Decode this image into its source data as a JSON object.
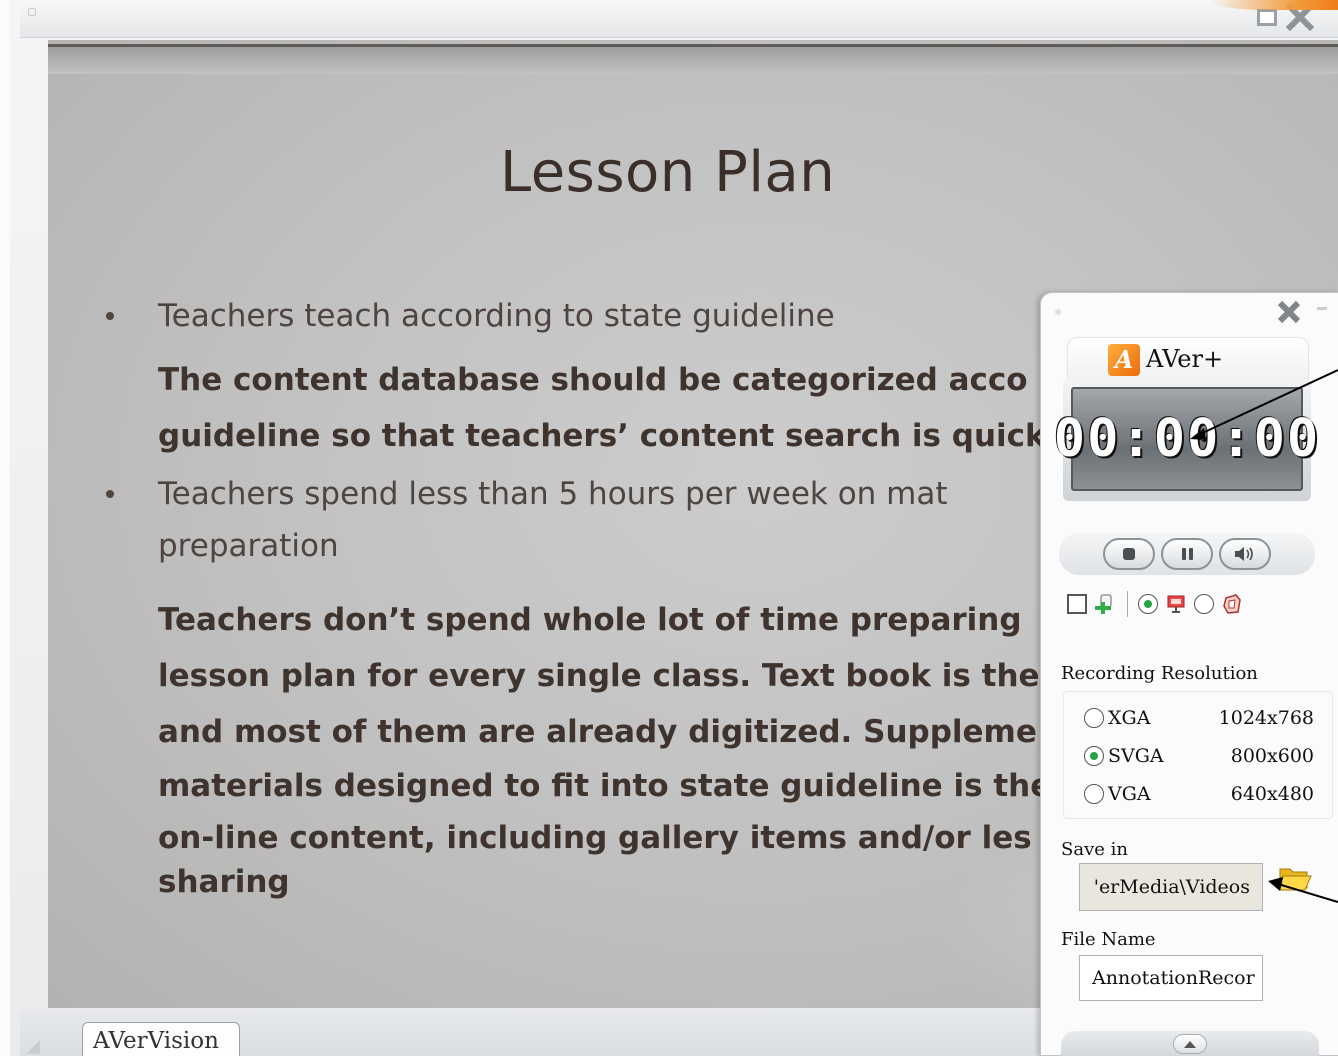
{
  "window": {
    "tab_label": "AVerVision"
  },
  "slide": {
    "title": "Lesson Plan",
    "lines": [
      "Teachers teach according to state guideline",
      "The content database should be categorized acco",
      "guideline so that teachers’ content search is quick",
      "Teachers spend less than 5 hours per week on mat",
      "preparation",
      "Teachers don’t spend whole lot of time preparing",
      "lesson plan for every single class.  Text book is the",
      "and most of them are already digitized.  Suppleme",
      "materials designed to fit into state guideline is the",
      "on-line content, including gallery items and/or les",
      "sharing"
    ]
  },
  "recorder": {
    "logo_glyph": "A",
    "title": "AVer+",
    "timer": "00:00:00",
    "recording_resolution_label": "Recording Resolution",
    "resolutions": [
      {
        "name": "XGA",
        "size": "1024x768",
        "selected": false
      },
      {
        "name": "SVGA",
        "size": "800x600",
        "selected": true
      },
      {
        "name": "VGA",
        "size": "640x480",
        "selected": false
      }
    ],
    "save_in_label": "Save in",
    "save_in_value": "'erMedia\\Videos",
    "file_name_label": "File Name",
    "file_name_value": "AnnotationRecor"
  },
  "icons": {
    "window_close": "close-icon",
    "window_maximize": "maximize-icon",
    "recorder_close": "close-icon",
    "stop": "stop-icon",
    "pause": "pause-icon",
    "volume": "speaker-icon",
    "add_audio": "add-audio-icon",
    "camera_source": "presenter-monitor-icon",
    "pc_source": "pc-source-icon",
    "folder": "folder-open-icon",
    "collapse": "chevron-up-icon"
  },
  "colors": {
    "accent_orange": "#f07c1a",
    "radio_selected": "#26a245",
    "callout_arrow": "#000000"
  }
}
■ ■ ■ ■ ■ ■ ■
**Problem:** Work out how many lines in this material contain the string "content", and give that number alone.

**Solved exercise:** 3